The dissolution of categories through sadhana is a central and enduring theme in Tantric magic. This dissolution is both transcendent and immanent. The goal of the Tantric sadhu is not so much to transcend the world of form, but to immerse himself in it, all the better to enjoy the love-play of the Goddess. In the image of All that exists flows from, and at the same time is, the union of Shiva-Shakti as represented by the image of Ardhanishvara, the twin poles of Tantric sadhana, renunciation and erotic bliss, are united. The route to superconsciousness - "the realisation that everything is alive and significant" (as William S. Burroughs put it), or, in the words of Ramakrishna, "She Herself has become Everything", requires both asceticism and erotic union. Shiva is both the Mahayogi and the lover of the Goddess, spending thousands of years in ascetic withdrawal, or in blissful union with the Goddess. Tantric texts often take the form of dialogues between the Goddess and the God during, or immediately following, their erotic play. It is often argued that it is through the practice of austerities that the tantric adept supercharges acts of (ritualised) sex.

Steps towards Sadhana

In seeking a distinct mode of sadhana for magical work with Ardhanishvara, I have drawn the following conclusions. My dissatisfaction with the theme of androgyny, as proposed in the work of Singer, Colgrave, et al, is that the categories of masculinity and femininity themselves are socially created and determined.

The tantric uses antinomian practices to go beyond that which society deems proper and acceptable. Hence one might usefully explore and experiment with blurring the categorisation of 'masculine' and 'feminine' behaviour, moods, and expressions, through cross-dressing, bhakti to a goddess or god, uncovering or creating selves of the 'opposite' or 'third' gender - these (and more) are all potentially useful routes to union and integration with the rejected, or 'hidden' other.

Ardhanishvara, as I noted above, can be understood as representing harmony, resolution and balance, in union. Also, we should note that this title can be translated as "the god who is half woman". One may read this as Shiva having projected Shakti, or Shakti having projected Shiva, depending on whether one takes a shaivite or shakti perspective of the image.
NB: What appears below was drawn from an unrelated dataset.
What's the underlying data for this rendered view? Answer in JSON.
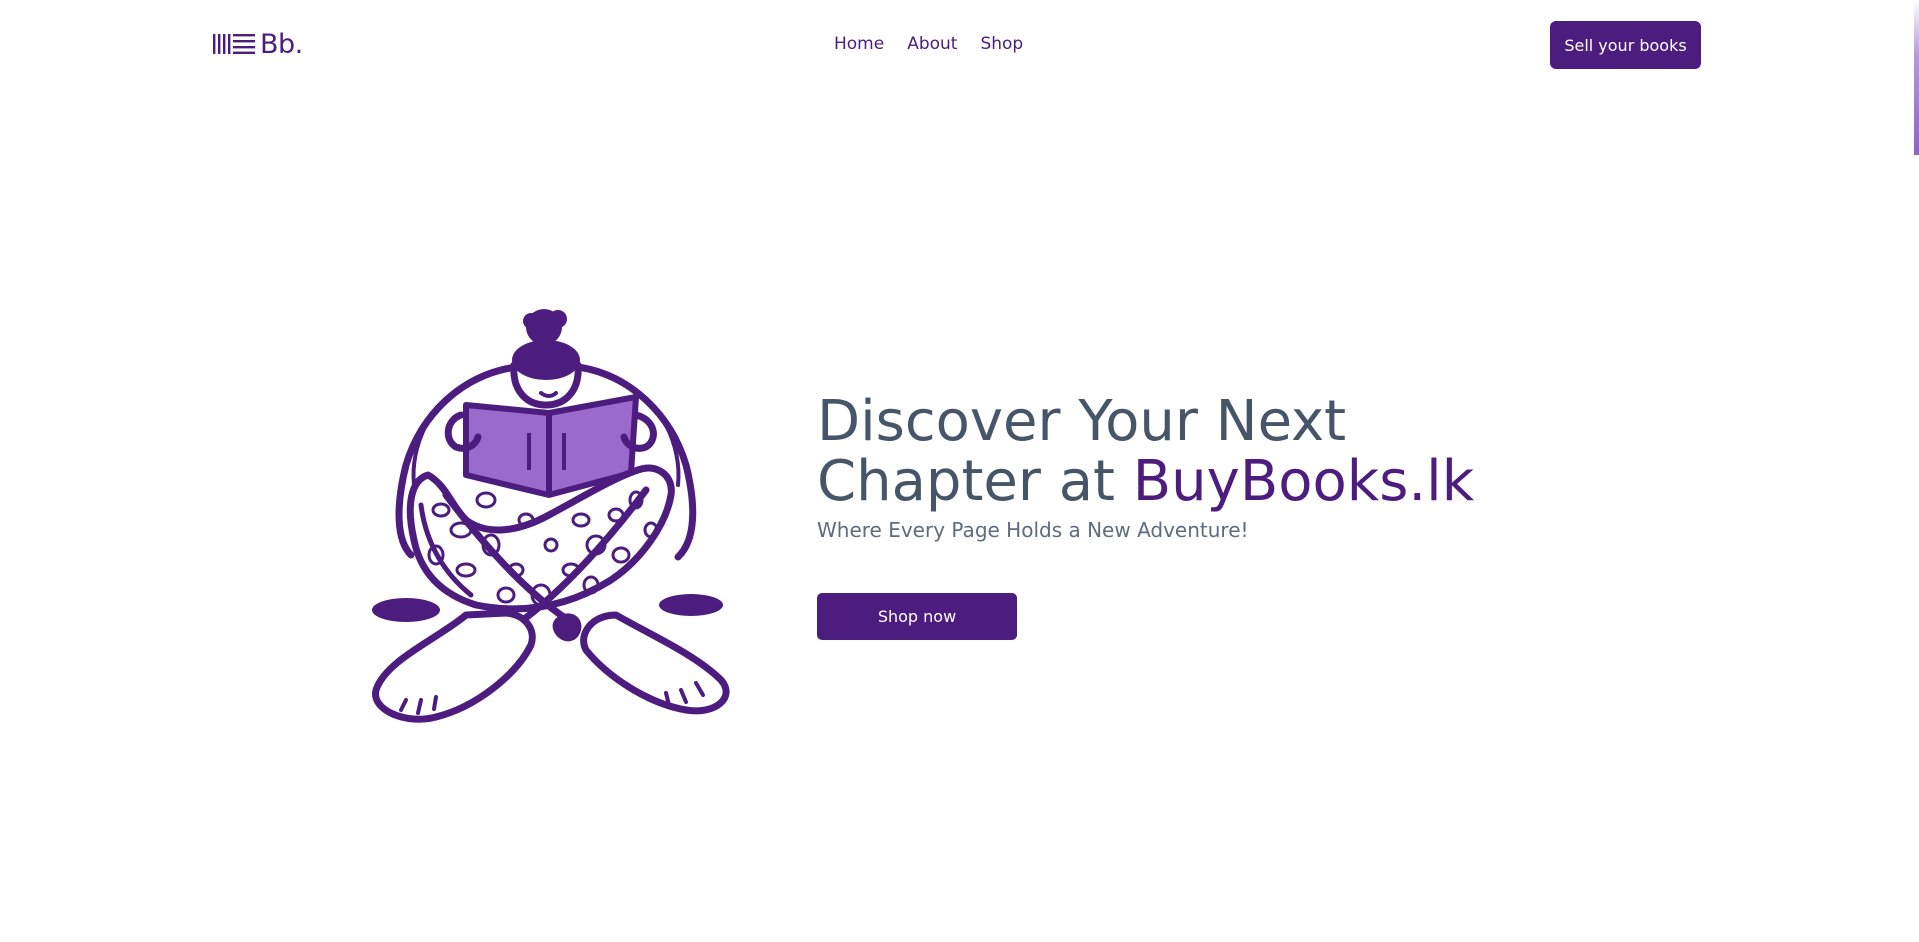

This, I feel, is an important distinction to draw. There is a great deal of literature on the subject of men 'becoming' feminine, but as far as I know, not so much about women becoming 'masculine'. It also strikes me that there must be a significant difference between the male desire to explore or assume a psychic 'feminine' state, (in order to relate to the divine, or other men), and how women might approach the 'masculine' state - if indeed, they feel a need to at all.

Theorists of radical sexuality have pointed out that we tend to view ourselves as 'subjects', and others as 'objects'. Western consciousness is based on the 'objectification' of the 'other'. Harry Hay, one of the founders of the modern Gay Liberation Movement, proposed the idea of "Subject-Subject Consciousness". As I understand this principle, it means relating to others as equals - giving the same degrees of latitude - complexity and independence, that we ascribe to ourselves. This strikes me as a useful perspective for anyone, regardless of gender-preference, to work towards and one which I feel, reflects the image of Ardhanishvara. This places the emphasis on sadhana not so much in distinct magical acts in the circle or zonule, but in our everyday lives, in our relationships with others.

As for distinct forms of 'magical' work with Ardhanishvara, I would suggest meditation on the form of Ardhanishvara as the primordial flame which may be located variously - at the bindu point of a Yantra, or in each of the chakras. This nondual flame, which is both inward and outward, is the firepit into which all kleshas may be cast, as offerings to Shiva-Shakti. After all, it is these 'obstacles' which prevent us from experiencing the bliss of union which is both transcendent and imminent.


The Presence of Shiva - Stella Kramrisch

Gods of Love & Ecstasy - Alain Daniélou

Myths & Gods of India - Alain Daniélou

The Complete Kama Sutra - Alain Daniélou

Shiva - Shakti M. Gupta

Kali's Child - Jeffrey J. Kripal

Queer Spirits - Will Roscoe